Work through the data and report how many lines include the string "kind", giving the number alone.

(Items from an interface collection)
>>>>
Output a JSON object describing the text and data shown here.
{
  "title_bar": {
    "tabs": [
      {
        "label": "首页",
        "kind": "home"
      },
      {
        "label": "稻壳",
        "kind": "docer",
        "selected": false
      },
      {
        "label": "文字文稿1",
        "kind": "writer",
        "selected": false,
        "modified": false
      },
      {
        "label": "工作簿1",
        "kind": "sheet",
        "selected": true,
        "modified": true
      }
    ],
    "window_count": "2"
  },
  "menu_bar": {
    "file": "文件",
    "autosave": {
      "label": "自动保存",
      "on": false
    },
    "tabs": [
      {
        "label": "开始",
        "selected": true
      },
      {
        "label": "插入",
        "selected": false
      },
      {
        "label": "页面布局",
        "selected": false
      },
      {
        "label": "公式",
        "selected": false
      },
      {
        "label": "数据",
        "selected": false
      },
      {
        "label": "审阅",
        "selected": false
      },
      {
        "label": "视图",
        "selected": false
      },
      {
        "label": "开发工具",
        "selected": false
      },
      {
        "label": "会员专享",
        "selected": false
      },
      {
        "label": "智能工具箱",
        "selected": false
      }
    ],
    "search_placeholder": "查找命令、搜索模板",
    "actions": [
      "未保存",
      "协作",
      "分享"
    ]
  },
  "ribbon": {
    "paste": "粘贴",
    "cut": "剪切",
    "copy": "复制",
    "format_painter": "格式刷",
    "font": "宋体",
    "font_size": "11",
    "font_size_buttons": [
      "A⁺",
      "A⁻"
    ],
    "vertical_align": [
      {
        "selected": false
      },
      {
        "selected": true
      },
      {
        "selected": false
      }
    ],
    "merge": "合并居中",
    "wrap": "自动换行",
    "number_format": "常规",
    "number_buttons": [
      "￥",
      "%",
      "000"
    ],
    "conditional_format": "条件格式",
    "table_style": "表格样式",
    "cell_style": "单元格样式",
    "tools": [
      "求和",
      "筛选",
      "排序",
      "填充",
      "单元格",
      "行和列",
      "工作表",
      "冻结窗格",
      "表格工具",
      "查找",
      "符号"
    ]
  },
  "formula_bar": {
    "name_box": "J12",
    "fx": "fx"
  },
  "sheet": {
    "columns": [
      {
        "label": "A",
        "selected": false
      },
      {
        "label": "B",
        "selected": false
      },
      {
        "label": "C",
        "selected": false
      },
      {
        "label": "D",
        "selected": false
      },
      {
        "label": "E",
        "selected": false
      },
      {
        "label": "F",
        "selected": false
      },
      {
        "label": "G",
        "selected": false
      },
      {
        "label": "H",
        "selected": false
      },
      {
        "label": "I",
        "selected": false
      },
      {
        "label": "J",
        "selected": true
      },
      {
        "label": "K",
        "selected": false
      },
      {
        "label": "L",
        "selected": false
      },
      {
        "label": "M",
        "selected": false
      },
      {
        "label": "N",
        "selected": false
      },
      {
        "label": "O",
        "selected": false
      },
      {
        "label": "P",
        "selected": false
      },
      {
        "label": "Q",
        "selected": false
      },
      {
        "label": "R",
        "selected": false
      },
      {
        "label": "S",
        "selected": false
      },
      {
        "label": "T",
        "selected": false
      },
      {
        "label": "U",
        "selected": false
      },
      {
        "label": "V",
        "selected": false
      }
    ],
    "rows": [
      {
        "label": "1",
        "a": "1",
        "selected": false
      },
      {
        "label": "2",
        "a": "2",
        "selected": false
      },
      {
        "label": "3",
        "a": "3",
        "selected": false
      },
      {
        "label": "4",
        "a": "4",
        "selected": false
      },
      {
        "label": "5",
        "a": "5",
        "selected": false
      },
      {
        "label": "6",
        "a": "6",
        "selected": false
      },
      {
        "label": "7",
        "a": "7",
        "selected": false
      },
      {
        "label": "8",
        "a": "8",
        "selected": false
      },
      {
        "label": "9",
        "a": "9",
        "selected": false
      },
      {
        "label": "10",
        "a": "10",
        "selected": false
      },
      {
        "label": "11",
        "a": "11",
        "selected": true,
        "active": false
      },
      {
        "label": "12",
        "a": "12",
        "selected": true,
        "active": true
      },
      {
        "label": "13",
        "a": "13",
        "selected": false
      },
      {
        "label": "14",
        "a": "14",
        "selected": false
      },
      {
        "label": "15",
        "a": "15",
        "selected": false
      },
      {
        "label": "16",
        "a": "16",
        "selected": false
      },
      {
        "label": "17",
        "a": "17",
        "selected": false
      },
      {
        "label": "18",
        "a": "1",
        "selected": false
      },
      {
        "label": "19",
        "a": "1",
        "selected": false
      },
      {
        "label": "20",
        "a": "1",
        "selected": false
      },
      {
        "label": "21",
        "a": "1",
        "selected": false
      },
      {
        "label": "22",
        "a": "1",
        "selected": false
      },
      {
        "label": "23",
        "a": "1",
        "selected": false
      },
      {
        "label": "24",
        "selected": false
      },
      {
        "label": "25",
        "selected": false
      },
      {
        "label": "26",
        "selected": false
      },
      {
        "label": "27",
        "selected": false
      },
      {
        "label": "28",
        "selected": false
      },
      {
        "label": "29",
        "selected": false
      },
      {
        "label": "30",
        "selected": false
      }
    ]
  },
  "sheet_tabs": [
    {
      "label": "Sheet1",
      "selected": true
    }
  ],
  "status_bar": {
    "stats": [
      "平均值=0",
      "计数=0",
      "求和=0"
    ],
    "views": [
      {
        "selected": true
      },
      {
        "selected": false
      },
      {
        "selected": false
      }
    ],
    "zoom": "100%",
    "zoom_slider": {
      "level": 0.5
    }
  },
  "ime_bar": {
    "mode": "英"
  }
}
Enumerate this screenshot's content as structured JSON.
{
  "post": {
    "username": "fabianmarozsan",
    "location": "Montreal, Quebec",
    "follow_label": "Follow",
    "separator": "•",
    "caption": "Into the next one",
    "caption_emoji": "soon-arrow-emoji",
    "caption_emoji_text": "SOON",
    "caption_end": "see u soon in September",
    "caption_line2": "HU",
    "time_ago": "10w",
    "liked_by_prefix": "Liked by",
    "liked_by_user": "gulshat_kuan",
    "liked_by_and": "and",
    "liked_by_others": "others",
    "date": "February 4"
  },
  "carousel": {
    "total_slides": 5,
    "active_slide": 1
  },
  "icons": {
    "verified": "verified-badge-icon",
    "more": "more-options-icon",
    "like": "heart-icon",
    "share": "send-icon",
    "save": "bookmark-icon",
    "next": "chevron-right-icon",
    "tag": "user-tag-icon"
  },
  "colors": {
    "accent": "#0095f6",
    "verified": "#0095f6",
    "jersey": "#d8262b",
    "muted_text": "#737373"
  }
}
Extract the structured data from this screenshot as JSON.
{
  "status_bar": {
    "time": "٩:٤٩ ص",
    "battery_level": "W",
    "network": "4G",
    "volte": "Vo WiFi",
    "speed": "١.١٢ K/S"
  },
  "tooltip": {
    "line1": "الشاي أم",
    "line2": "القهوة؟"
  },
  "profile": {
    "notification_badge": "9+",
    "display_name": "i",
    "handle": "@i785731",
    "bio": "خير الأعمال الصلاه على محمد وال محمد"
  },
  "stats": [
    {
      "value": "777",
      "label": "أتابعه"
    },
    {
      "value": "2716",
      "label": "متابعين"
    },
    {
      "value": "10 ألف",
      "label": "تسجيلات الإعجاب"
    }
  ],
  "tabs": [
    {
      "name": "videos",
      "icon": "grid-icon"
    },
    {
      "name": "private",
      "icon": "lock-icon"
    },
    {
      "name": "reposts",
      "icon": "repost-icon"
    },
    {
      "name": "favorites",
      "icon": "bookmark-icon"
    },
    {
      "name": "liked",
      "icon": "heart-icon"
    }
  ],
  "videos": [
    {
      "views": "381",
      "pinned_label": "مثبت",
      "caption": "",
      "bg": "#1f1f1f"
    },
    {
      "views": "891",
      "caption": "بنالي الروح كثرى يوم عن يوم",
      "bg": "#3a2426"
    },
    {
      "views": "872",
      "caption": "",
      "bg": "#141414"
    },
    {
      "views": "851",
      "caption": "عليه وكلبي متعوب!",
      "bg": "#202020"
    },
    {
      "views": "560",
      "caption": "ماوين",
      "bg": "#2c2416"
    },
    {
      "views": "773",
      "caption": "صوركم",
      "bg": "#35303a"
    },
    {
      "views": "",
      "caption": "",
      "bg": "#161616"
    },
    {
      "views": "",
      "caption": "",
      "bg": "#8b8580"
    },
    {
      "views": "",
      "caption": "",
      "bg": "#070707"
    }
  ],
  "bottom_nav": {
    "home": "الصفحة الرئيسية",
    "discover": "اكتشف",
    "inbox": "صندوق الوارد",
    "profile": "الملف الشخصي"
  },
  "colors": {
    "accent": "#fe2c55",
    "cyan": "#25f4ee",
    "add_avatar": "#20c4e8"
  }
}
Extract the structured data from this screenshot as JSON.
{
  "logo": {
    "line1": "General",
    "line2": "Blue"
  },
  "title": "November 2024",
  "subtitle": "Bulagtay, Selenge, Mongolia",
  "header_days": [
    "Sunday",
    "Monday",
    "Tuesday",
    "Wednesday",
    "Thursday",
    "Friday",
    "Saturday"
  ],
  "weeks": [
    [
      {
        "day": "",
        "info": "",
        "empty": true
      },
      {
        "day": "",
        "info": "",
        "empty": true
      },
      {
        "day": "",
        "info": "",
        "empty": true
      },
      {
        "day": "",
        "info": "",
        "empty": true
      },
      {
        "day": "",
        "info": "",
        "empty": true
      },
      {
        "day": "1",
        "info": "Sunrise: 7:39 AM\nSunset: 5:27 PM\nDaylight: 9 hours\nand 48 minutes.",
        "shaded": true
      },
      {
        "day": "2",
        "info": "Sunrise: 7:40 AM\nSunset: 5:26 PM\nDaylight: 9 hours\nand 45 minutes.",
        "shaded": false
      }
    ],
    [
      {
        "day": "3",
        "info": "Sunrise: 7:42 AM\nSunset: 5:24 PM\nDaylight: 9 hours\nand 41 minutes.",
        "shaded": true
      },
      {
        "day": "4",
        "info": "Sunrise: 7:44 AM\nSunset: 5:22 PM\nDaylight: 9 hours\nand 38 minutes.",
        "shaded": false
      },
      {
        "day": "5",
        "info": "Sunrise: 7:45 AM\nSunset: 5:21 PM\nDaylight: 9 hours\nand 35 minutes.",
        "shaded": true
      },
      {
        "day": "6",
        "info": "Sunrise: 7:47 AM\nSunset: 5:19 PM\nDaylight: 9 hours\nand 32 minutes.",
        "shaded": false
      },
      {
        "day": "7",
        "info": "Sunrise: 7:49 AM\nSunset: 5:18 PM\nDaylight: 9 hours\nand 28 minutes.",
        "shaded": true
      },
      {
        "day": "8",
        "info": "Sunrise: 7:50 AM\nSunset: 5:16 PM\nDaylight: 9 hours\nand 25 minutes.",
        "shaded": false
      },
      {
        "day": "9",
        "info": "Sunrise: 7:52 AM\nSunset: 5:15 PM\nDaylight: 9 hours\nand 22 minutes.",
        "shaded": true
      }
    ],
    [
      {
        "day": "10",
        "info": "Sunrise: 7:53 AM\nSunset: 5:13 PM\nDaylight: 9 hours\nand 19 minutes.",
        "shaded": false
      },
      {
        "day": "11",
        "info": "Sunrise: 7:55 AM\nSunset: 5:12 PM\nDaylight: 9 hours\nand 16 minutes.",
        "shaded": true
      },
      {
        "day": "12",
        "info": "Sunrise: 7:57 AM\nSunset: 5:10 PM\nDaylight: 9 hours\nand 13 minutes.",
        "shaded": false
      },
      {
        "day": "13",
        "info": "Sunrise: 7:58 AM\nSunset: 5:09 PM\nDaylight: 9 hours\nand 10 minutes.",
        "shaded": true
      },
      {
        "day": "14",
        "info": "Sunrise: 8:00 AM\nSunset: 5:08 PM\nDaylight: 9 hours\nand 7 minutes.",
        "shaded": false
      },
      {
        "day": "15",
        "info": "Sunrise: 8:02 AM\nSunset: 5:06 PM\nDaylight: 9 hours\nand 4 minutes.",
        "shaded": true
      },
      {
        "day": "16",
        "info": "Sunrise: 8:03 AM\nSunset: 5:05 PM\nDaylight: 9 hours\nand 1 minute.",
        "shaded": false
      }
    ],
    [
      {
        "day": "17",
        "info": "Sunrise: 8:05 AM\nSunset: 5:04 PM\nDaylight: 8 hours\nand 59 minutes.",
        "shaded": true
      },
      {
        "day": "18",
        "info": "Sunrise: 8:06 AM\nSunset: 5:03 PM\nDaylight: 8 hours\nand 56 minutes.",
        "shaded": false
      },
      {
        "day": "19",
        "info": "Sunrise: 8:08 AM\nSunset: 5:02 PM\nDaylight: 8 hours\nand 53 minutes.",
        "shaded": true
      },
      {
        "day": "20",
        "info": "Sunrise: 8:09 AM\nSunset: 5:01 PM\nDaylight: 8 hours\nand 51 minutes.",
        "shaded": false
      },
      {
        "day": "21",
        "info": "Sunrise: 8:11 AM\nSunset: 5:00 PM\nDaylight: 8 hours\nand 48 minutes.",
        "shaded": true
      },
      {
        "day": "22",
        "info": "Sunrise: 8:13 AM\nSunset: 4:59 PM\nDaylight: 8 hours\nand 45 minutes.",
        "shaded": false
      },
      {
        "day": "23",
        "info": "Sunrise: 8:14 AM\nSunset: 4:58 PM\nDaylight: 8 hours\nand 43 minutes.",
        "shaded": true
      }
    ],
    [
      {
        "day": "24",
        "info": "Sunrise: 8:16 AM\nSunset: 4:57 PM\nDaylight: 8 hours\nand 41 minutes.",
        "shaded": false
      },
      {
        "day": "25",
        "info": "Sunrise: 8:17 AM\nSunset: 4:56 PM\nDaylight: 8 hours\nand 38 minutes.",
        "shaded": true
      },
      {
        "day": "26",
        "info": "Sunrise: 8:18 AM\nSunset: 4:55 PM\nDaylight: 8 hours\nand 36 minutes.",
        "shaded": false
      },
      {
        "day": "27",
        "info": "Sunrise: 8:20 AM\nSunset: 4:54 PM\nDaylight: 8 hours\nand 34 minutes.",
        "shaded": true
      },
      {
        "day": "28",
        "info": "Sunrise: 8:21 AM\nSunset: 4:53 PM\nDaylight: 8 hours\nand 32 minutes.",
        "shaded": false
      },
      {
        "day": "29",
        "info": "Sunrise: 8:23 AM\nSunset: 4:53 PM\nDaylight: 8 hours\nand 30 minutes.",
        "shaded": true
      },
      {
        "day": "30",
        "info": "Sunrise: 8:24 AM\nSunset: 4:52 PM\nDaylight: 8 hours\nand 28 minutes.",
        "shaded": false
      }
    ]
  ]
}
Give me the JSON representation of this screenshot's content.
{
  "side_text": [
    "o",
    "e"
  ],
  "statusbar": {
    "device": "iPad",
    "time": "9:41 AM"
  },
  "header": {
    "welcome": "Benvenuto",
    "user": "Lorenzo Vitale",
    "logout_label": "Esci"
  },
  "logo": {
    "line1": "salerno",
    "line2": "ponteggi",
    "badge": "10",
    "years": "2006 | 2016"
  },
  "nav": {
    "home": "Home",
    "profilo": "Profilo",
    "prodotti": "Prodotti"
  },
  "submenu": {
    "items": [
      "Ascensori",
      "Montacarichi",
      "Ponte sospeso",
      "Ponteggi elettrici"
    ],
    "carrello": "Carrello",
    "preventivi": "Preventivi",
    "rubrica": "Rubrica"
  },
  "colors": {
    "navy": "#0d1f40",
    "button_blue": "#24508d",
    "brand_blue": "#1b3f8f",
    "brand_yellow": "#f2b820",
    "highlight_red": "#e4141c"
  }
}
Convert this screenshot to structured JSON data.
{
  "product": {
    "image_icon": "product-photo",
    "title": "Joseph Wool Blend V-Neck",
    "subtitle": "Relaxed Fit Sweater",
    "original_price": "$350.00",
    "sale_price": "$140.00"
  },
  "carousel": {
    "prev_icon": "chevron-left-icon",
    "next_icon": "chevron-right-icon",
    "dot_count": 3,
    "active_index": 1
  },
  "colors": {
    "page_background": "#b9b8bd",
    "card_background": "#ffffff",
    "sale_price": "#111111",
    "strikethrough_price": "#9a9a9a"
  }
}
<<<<
OUTPUT FOR THIS EXERCISE: 4